So just like that we're faced with the 10th and final day of the 2017 IAAF World Championships, but thankfully the day will build gradually to a crescendo starting with intriguing race walking in the morning session.
Many Africans would not even be awake by the time the first event of Sunday, the 50km Race Walk, begins at 8:45 (CAT). This year's event is unique in that the 49 competing men will be joined by seven women on course too -- they were a late addition to the championships' programme meaning a first-ever women's 50km world champion will be crowned.
As it happens, Portugal's Inês Henriques is the clear favourite to take the women's title having set 4:08:26 back in January -- 2017's best by almost 14 minutes. Her most likely companions on the podium (if all goes according to plan for the 37-year-old) should come from the Chinese duo of Hang Yin and Shuqing Yang or Kathleen Burnett from the USA, but they'll need Henriques to be well off that blistering early-season form.
As it is, the rarity of this distance for women and vagaries of race walking rules mean that any result is really possible.
Even more so in the men's competition due to the number of competitors, and the possibility of team tactics against strong individuals.

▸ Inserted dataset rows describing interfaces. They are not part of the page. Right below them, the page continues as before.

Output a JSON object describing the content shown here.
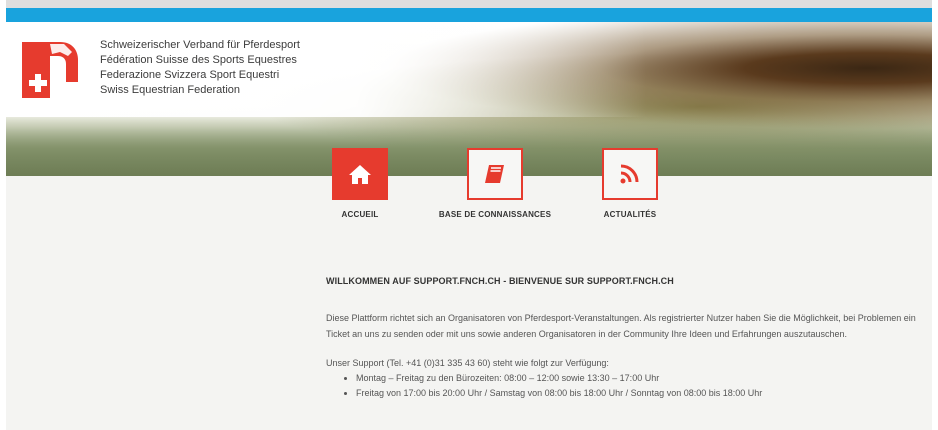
{
  "header": {
    "federation_names": [
      "Schweizerischer Verband für Pferdesport",
      "Fédération Suisse des Sports Equestres",
      "Federazione Svizzera Sport Equestri",
      "Swiss Equestrian Federation"
    ],
    "logo_icon": "fnch-horse-cross-logo"
  },
  "nav": [
    {
      "label": "ACCUEIL",
      "icon": "home-icon",
      "active": true
    },
    {
      "label": "BASE DE CONNAISSANCES",
      "icon": "book-icon",
      "active": false
    },
    {
      "label": "ACTUALITÉS",
      "icon": "rss-icon",
      "active": false
    }
  ],
  "main": {
    "welcome_title": "WILLKOMMEN AUF SUPPORT.FNCH.CH - BIENVENUE SUR SUPPORT.FNCH.CH",
    "intro": "Diese Plattform richtet sich an Organisatoren von Pferdesport-Veranstaltungen. Als registrierter Nutzer haben Sie die Möglichkeit, bei Problemen ein Ticket an uns zu senden oder mit uns sowie anderen Organisatoren in der Community Ihre Ideen und Erfahrungen auszutauschen.",
    "support_heading": "Unser Support (Tel. +41 (0)31 335 43 60) steht wie folgt zur Verfügung:",
    "support_hours": [
      "Montag – Freitag zu den Bürozeiten: 08:00 – 12:00 sowie 13:30 – 17:00 Uhr",
      "Freitag von 17:00 bis 20:00 Uhr / Samstag von 08:00 bis 18:00 Uhr / Sonntag von 08:00 bis 18:00 Uhr"
    ]
  },
  "colors": {
    "accent": "#e63b2e",
    "top_bar": "#19a3dd"
  }
}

Looking at the season's world leading times again marks Norway's Havard Haukenes (best of 3:43.40) and Rafal Augustyn of Poland out as favourites in the absence of Russia's Dementiy Cheparev, this year's world lead, and late injury withdrawal of Jared Tallent from Australia.
There is also the mercurial Yohann Diniz, the 39-year-old French world record-holder who epitomises the fact that mental strength could take you to great heights in this sport while fragility of it on the day can leave you disheartened through disqualification.
Mexico's Jose Leyver Ojeda, Evan Dunfee (Canada -- 4th at Rio 2016) and Wenbin Niu of China could also come into reckoning ahead of a group of walkers whose times in 2017 are three or more minutes down on Haukenes'.
Sunday's 'morning session' will also see the race walking events at 20km take place but this time in separate women's (13:20, CAT) and men's (15:20, CAT) races.
Considering 20km is the usual distance for women's races, there is a healthier number of competitors (61) and in theory a wider range of potential medallists. However, Russia and China are the countries which seem to take race walking most seriously and their athletes head the women's world lead list for 2017.
China have there full allotment in Xiuzhi Lyu (who won bronze at last year's Olympic Games), Na Wang and Jiayu Yang but there will only be one Russian, Klavdiia Afanaseva, in the field. All four are capable of 1 hour 26 minute times and will be disappointed if they're not in the battle for gold.
Mexico's Maria Guadalupe Gonzalez, the 2016 IAAF Race Walking champion and Rio 2016 silver medallist, as well as the Italians Eleonora Giorgi (who hasn't set a a 2017 time) and Antonella Palmisano are best placed to compete for podium places should the favourites falter for some reason on the day.
Meanwhile, Ethiopia's Yehualeye Beletew and Askale Tiksa will ensure African presence in the race.
The men's race will see 64 athletes looking to triumph on The Mall leading to Buckingham Palace.
Again Russia only has one competitor, Serge Shirobokov, who's their leading walker having set 2017's 4th best time. The top three for the year, China's Kaihua Wang, Eiki Takahashi and Isamu Fujisawa (both Japan) are also walking on Sunday afternoon suggesting that a fast time in the 1 hour 18 minute range could be in the offing.
Germany's Christopher Linke has it in him to match that but it may be too fierce for Dane Bird-Smith, the Australian who set his personal best in winning bronze at Rio 2016, Korea Republic's Hyunsub Kim and Alvaro Martin from Spain.
Of African interest will be the presence of Kenyans Samuel Ireri Gathimba (a 1:19.24 walker at his best) and Simon Wachira as well as Lebogang Shange from South Africa.